The Abuse of Incentive Pay

One standard criticism of union contracts is that workers doing the same job with the same experience usually get the same pay-- with fewer bonuses for outstanding work. It must just be union rigidness protecting lousy workers that explains such an approach, right?

Well look at the Center on Disease Control, courtesy of the NYTimes, where abuse of incentive pay has ended up diverting pay from front-line scientists to the top management:

In 2005, the records show that officials in Dr. Gerberding's office received 60 premium bonuses totaling $515,075, or about 4 percent of all bonuses granted within the centers. Because bonus money is limited — about 1.5 percent of the total personnel budget, Mr. Skinner said — the growing share of premium bonuses for Dr. Gerberding's closest advisers has meant less money is available for some scientists and other workers.
Incentive pay sounds nice, but it usually means that management lines its own nest and bonuses get handed out to those who tow the management line-- and those who challenge management in any way get nothing.

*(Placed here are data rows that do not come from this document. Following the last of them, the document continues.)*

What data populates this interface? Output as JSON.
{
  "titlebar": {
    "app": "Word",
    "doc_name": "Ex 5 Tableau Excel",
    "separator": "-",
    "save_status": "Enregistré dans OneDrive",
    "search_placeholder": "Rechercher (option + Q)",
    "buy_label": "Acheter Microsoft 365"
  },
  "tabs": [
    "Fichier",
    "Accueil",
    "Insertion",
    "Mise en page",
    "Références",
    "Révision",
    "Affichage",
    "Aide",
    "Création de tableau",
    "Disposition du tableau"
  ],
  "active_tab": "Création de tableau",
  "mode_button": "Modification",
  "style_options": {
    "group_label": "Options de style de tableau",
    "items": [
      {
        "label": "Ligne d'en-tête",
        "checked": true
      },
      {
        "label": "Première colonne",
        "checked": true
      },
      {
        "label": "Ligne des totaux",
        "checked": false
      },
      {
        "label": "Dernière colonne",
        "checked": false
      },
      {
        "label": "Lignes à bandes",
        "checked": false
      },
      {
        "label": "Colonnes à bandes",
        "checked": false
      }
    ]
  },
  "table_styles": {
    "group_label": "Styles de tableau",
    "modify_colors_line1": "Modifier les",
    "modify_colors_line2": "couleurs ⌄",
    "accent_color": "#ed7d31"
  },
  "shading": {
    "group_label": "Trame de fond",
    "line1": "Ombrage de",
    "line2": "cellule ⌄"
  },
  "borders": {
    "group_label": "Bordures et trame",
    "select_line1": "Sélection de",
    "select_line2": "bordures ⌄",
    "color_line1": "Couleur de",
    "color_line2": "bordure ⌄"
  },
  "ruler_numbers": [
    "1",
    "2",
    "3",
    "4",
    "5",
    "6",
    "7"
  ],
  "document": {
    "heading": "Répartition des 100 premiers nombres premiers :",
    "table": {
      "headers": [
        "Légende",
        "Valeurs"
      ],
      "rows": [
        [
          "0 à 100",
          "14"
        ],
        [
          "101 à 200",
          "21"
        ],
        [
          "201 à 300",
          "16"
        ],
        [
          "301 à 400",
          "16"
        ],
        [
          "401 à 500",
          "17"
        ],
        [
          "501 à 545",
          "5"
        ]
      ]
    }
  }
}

So the upshot is that incentive pay often ends up doing very little to improve performance, but does a lot to lower the pay of all workers while undermining overall worker power in the workplace. Which explains why most workers when they vote on a union contract decide to eliminate incentive pay where they can. In most cases, the best workers under a union contract will get more pay without incentives than they will from an incentive system that over time lowers pay for all workers.

Posted by Nathan at September 17, 2006 07:31 AM